In her opening remarks to the pope, Hungarian President Katalin Novák praised the pope for coming to Hungary, saying, "Hungarians and millions of people all over the world see in you the man of peace!"
"Speak to Kyiv and Moscow, to Washington, Brussels, Budapest and with all those without whom there can be no peace," she pleaded. "Here, in Budapest, we ask you to kindly personally intercede for a just peace as soon as possible."
In recent months, Orbán's government has been widely viewed as inching closer to Russia and China than to Europe, with the prime minister claiming that Hungary and the Vatican are the only two countries in Europe seeking peace.
Ahead of the pope's arrival here in Budapest, many western and European diplomats to the Vatican had expressed concern that Francis' presence in Hungary could be instrumentalized by Russia and its allies.
In Rome, in recent days, numerous ambassadors stressed that while the pope's peace message is welcomed, they insisted that he must offer an unqualified call for a "just peace" that properly identifies the aggressor and the victim.
Yet while the majority of the pope's 20-minute address offered a markedly different vision for Europe than that of the current Hungarian government, Francis commended the country's pro-family policies that seek to promote traditional marriage and limit legal abortion.

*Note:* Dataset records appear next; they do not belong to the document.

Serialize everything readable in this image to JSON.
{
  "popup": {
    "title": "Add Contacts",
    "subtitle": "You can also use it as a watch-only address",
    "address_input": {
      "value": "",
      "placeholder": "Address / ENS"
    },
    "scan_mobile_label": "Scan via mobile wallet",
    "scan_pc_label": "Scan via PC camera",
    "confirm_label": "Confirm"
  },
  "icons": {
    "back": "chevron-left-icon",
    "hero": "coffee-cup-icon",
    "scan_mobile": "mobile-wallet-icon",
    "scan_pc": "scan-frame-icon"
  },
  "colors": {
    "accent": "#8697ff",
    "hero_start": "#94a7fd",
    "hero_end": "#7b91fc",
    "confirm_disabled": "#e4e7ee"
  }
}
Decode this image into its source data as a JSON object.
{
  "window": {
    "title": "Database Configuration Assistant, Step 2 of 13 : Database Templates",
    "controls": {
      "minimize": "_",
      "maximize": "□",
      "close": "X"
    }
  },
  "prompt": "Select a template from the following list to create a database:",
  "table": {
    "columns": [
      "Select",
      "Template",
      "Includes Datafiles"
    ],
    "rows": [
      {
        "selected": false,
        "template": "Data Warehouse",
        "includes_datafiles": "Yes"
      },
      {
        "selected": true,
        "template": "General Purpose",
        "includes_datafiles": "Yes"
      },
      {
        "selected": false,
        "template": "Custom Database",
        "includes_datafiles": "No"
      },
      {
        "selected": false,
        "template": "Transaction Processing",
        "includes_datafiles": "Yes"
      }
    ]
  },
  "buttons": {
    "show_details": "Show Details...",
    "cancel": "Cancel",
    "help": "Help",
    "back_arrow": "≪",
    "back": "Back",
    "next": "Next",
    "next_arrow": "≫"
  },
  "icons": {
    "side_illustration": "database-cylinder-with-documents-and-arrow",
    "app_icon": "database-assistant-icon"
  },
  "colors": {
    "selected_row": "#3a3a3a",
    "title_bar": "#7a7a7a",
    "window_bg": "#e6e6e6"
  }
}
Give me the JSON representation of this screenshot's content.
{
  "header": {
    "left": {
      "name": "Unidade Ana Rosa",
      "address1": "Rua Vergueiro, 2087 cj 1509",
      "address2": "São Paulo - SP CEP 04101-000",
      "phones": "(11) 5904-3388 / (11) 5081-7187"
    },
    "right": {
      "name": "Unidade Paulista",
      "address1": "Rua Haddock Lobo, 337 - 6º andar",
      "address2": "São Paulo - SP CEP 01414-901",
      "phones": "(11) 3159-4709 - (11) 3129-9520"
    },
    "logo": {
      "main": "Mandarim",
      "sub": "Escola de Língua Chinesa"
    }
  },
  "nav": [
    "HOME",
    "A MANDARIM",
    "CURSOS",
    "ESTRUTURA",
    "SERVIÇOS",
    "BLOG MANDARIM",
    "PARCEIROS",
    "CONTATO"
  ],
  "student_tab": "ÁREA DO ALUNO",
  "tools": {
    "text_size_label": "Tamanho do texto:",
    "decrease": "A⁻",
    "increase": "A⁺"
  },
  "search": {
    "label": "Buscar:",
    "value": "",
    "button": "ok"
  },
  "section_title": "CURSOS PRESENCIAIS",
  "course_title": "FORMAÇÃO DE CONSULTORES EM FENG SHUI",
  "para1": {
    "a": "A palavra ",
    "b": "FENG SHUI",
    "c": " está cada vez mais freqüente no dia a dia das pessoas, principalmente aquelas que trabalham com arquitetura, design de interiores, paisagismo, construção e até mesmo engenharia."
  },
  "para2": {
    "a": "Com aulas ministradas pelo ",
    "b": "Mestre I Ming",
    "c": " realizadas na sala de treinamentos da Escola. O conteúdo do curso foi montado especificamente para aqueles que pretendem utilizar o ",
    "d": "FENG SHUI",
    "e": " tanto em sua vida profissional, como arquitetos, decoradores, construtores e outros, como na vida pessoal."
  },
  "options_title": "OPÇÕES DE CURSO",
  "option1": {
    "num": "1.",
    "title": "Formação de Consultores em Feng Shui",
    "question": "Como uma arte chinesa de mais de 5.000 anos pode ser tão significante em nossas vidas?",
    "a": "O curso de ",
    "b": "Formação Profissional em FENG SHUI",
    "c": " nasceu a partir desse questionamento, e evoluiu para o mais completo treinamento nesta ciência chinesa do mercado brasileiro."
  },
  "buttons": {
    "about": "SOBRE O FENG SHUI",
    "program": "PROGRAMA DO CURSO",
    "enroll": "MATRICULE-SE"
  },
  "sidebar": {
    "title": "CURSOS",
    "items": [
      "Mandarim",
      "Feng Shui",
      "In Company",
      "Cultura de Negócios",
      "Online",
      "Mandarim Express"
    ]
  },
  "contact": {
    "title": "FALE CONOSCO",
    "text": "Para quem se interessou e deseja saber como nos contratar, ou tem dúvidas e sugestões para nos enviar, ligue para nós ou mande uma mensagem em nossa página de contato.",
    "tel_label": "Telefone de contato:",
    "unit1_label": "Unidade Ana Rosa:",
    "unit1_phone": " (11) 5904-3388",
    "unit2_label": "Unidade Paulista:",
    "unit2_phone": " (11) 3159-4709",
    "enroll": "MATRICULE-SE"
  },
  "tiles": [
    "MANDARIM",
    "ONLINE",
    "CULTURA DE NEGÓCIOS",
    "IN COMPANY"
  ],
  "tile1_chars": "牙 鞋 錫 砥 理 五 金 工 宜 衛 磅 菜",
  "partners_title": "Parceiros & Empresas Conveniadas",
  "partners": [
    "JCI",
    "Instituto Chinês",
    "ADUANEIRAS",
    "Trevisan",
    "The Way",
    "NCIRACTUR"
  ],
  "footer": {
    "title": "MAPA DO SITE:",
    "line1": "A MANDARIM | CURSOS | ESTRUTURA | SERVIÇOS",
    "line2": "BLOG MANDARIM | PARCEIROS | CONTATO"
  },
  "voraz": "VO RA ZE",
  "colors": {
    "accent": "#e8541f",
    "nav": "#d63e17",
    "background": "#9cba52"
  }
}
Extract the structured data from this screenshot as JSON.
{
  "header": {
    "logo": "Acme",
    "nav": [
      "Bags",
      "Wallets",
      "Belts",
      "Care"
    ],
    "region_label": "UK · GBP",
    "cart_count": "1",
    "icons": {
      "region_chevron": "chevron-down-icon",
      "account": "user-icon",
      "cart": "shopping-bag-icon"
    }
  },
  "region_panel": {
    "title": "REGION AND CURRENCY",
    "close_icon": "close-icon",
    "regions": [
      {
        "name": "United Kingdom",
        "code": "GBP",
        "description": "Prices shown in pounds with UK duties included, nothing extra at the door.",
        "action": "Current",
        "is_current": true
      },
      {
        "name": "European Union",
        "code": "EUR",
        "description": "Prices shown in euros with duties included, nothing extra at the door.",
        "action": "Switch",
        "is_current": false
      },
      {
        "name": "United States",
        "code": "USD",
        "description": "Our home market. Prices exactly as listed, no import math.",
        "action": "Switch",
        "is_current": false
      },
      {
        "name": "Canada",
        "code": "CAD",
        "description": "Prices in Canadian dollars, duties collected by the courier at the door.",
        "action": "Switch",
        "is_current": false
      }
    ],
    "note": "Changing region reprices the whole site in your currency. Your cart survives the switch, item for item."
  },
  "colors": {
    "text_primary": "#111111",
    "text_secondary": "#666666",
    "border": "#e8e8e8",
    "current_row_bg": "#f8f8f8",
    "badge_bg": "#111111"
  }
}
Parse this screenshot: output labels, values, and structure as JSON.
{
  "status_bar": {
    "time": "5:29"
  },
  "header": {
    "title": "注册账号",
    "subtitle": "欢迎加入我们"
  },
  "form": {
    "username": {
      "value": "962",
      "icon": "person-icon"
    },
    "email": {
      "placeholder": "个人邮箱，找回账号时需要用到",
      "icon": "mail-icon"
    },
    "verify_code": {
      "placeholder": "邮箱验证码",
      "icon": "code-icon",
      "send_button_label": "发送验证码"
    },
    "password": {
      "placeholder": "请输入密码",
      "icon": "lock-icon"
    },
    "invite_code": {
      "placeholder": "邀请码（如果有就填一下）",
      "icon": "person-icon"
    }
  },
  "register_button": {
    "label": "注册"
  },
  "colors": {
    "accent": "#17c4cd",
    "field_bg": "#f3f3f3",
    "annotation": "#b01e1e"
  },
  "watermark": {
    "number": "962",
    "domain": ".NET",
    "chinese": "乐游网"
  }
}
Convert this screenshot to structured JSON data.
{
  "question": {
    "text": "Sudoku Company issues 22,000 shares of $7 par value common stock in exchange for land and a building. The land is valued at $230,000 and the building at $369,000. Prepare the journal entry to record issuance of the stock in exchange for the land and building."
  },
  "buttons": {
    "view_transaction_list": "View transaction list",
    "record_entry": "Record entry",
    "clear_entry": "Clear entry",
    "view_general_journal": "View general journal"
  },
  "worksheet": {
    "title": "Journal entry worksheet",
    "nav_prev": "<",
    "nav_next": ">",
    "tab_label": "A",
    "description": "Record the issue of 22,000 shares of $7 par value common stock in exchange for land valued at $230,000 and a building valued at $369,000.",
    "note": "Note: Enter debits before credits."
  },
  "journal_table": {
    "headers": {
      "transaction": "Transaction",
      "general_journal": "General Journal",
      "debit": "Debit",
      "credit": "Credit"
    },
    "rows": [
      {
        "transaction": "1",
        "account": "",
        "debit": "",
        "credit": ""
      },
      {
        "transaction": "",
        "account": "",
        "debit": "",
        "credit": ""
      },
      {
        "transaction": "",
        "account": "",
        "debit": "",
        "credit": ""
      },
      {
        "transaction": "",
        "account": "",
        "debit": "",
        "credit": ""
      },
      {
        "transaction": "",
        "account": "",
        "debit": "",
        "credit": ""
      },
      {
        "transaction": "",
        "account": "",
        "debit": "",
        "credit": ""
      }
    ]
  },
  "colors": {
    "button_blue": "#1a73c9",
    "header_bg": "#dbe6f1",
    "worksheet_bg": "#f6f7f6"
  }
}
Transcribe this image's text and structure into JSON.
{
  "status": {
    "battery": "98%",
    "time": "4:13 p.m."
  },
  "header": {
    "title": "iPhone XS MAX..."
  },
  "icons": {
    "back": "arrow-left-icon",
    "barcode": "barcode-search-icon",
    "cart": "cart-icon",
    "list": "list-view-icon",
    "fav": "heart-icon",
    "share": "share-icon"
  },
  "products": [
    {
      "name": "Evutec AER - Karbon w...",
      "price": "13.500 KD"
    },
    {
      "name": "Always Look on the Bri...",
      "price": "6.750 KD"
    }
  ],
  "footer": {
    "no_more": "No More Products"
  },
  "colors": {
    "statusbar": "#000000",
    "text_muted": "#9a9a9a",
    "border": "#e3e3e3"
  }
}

"How much better it would be to build a Europe centered on the human person and on its peoples, with effective policies for natality and the family — policies that are pursued attentively in this country — a Europe whose different nations would form a single family that protects the growth and uniqueness of each of its members," said the pope.
As the pope concluded his opening remarks in Hungary — his second visit in less than two years — Francis again praised the country's strong national identity, but said it must also be marked by an "openness towards others."
Pope Francis meets with Hungarian Prime Minister Viktor Orbán at Sándor Palace April 28 in Budapest, Hungary. The pope was beginning a three-day trip to Hungary's capital with meetings with government officials. (CNS/Vatican Media)
The pope delivered his remarks here at a former Carmelite monastery, which today serves as the seat of Hungary's head of government, following private meetings with both Novák and Orbán.
During the short two-hour flight from Rome, Francis spent some 25 minutes greeting reporters traveling with him. When asked how he was feeling, the 86-year-old pontiff who was hospitalized with bronchitis for three days last month, joked that "weeds never die."
Upon arriving in Hungary, Francis — who has struggled with mobility issues over the last year and has relied on the use of a wheelchair during his recent travels — forewent the chair, both walking on the tarmac using only the assistance of a cane and delivering his speech while standing.
After dedicating the majority of his inaugural remarks to the theme of migration, Francis will begin his second-day in the Hungarian capital by meeting with refugees, including recent arrivals from Ukraine.